I’ll be the first to say, there is absolutely no way to know what the meta game will look like. Modern hasn’t had this big of a shakeup probably ever (save maybe post Pro Tour Philadelphia 2011 bannings) as this is the first set designed for Modern specifically. I will list off some decks that I think got some new tools as well as ones that didn’t get much. To clarify, I’m only going to level one here – meaning what archetypes got new cards and what didn’t. I’m not gonna try and delve into level two thinking such as – “Tron got nothing, so that means BGx decks are more represented which means creature decks aren’t….”. Analyzing a metagame is a lot more complicated than just listing which decks got what cards, but I’m not going down the rabbit hole any further. 🙂
Winners of Modern Horizons
Control decks (Azorius mainly)
Creature Toolbox decks (Chord of Calling/Collected Company)
Humans (will be this way basically every set as Humans are printed constantly)
Blue tempo decks (previously not really playable)
Aggro Loam decks (welcome to Modern, cycle lands)
Infect (should Scale Up prove to be great)
Losers of Modern Horizons
Black-Green-X decks (Jund, Abzan, the Rock)
Artifact decks (a lot of artifact hate in the set)
*Thanks to Micah Lupa (@drisoth on Twitter) for coming up with some of these.
Storm’s Place in the Format Post Modern Horizons
Overall, I don’t think Storm gets any worse than it already was (if you’re in that camp) with Modern Horizons in the format, but I also don’t think it got significantly better either. Too much is yet unknown to predict much beyond that. I will say, however, that unless we find out that Echo of Eons is completely busted, the deck’s configuration doesn’t change drastically. As I said above, I think Storm gets the option of another two engines (Fact or Fiction and Aria of Flame) as well as a couple of sideboard cards (Flusterstorm, Shenanigans, etc.) and a great new land in Fiery Islet.
Ultimately, if the format slows down a touch, which I think Modern Horizons will do, that is a small net positive for us. Azorius Control got some new tools, but I still think it’s a good matchup for Storm, especially if control isn’t packing a bunch of hate cards (which there isn’t really a reason to do as Storm isn’t tier one at the moment).
The wrench in this is the London mulligan rule coming in 2020. I could write another completely separate piece on that, but I’ve said on social media that I think it’s a good rule for Magic. The unfortunate part, however, is that less consistent and quicker combo decks (Neoform as a prime example) that play very few cantrips get a lot more consistent.

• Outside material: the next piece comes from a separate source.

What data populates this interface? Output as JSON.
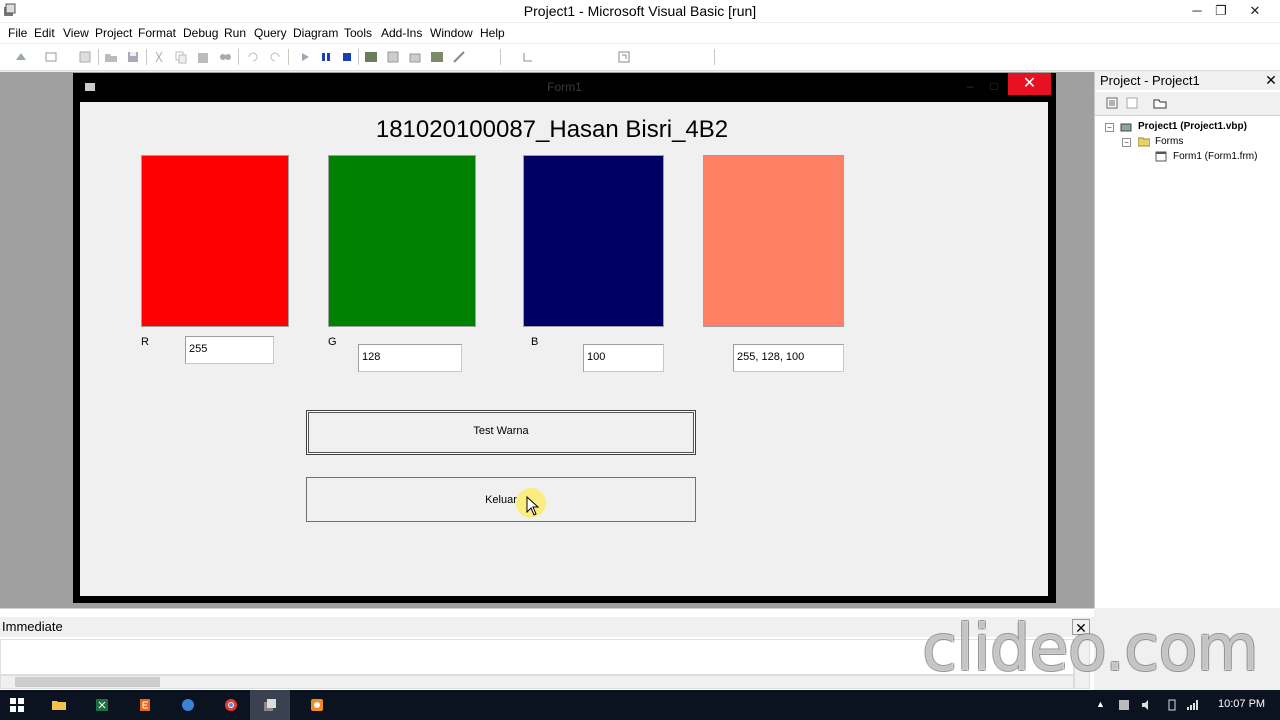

We do too, but the gain isn’t as much. Throughout my time playing Storm, which is coming up on six years now, I’ve always said the deck is unfavored (in a general sense) against three types of decks – faster combo decks, aggressive decks with removal for bears/disruption and prison decks. Here’s to hoping both Modern Horizons and the London mulligan don’t create openings for those!
There you have it, just over 4,000 words on my thoughts on Storm with Modern Horizons. I apologize for the wordiness at times, but for those who’ve gotten this far in this article, thank you! Let me know if I missed something or your agree/disagree with some of my thoughts and predictions.